Post-Rapture Chicago is populated by the people who have accepted that the Rapture has come and they have been left behind.  This is the most striking aspect of the world that we’ve been given.  There doesn’t appear to be any denial or suspicion of what has happened.  It has simply been accepted and the remains of humanity have moved on.  Even the media have simply accepted it into their news cycle.  Some of those who are left behind are trying to buy their way back “Splitter” and some are acting in the stead of Jesus “The Risen” but the majority have either given up or just moved on and accepted the new way.

Then the Dog talks and the dead keep rising.

It is clear that the world hasn’t just continued as normal; Angels are culling the west coast and Did I mention that Jesus is on tour with George Bush?

Now,  as a Graphic Novel I feel obliged to mention the Art.  I won’t linger on it.  Salgood Sam doesn’t present a stand out world of destroyed buildings and smoking craters.  Instead we are given a strong visual record of a normal world, populated with miracles and loss.  It’s like a hand-drawn history.  I valued the strong messages that were portrayed in the art of the characters that became more and more poignant as the story progressed.

All of that aside, I have read a very similar story before, I hesitate to list it by name but wonder if perhaps Mr. Munroe  was influenced by the same nietzcheian notions that led to it?  Nevertheless, this is an enterrtaining read and a strong graphic novel. “Therefore Repent!” is well presented, bound as a nice quality trade and distributed by Insomniac Press it is available from Jim Munroe’s website no media kings.
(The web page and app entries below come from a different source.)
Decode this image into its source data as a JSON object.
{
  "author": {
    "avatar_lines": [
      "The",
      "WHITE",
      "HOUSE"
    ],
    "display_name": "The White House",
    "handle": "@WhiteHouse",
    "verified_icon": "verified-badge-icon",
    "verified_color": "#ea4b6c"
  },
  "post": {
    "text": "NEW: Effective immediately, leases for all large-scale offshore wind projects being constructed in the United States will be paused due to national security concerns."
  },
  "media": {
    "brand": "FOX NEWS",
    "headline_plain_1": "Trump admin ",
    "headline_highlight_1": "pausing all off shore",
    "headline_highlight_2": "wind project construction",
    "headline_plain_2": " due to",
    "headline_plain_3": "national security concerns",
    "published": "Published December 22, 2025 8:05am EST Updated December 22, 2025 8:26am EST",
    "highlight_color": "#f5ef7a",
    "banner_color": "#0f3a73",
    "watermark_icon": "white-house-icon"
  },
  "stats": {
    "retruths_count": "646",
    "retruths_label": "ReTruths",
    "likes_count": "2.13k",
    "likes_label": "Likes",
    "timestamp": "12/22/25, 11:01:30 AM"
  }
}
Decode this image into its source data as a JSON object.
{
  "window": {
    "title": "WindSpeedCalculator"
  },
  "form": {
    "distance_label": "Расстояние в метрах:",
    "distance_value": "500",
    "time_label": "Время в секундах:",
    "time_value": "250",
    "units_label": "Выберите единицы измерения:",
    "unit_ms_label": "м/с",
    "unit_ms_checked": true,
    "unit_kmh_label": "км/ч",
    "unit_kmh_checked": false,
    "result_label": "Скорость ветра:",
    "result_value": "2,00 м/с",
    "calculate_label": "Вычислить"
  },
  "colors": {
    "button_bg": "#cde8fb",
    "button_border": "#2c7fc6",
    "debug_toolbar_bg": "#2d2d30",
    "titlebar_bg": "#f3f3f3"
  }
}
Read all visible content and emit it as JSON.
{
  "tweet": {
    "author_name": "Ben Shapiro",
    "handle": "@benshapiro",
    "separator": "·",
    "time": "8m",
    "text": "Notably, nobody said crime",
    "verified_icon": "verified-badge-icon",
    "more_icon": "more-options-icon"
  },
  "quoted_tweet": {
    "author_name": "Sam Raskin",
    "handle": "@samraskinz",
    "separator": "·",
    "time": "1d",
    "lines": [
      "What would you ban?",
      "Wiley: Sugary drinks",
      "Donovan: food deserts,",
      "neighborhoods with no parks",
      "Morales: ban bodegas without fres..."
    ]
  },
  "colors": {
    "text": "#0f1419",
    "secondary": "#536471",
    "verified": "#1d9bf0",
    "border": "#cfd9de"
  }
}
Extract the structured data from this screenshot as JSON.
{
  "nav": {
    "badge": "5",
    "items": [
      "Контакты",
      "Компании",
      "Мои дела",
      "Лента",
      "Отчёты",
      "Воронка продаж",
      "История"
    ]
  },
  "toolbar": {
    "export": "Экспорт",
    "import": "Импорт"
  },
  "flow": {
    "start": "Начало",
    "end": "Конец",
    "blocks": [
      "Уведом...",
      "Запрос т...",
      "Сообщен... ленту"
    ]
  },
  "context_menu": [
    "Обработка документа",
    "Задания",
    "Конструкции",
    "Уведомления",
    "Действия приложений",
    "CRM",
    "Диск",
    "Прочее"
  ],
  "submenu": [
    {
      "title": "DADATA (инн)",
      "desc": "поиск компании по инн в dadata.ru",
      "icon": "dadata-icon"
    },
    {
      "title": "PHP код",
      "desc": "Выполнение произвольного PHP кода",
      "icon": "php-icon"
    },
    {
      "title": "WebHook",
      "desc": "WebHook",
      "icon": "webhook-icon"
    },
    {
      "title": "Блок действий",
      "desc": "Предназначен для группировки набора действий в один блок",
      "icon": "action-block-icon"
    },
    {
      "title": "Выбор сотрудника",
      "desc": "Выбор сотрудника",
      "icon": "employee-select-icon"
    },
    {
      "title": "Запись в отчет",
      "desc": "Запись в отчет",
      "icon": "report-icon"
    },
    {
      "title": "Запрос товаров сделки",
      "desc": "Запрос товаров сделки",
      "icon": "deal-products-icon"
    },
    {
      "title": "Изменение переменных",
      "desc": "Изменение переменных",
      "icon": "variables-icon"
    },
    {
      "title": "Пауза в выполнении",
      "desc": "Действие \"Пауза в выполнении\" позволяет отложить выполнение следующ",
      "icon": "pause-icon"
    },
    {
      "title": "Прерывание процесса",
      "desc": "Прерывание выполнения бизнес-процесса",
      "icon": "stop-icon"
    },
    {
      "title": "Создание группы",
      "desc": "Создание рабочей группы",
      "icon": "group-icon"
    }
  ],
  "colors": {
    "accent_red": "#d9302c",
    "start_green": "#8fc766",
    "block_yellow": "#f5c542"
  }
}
I’d recommend it for fans of Post-Apocalyptic fiction, Gen-X prose and the religious aunt in the family.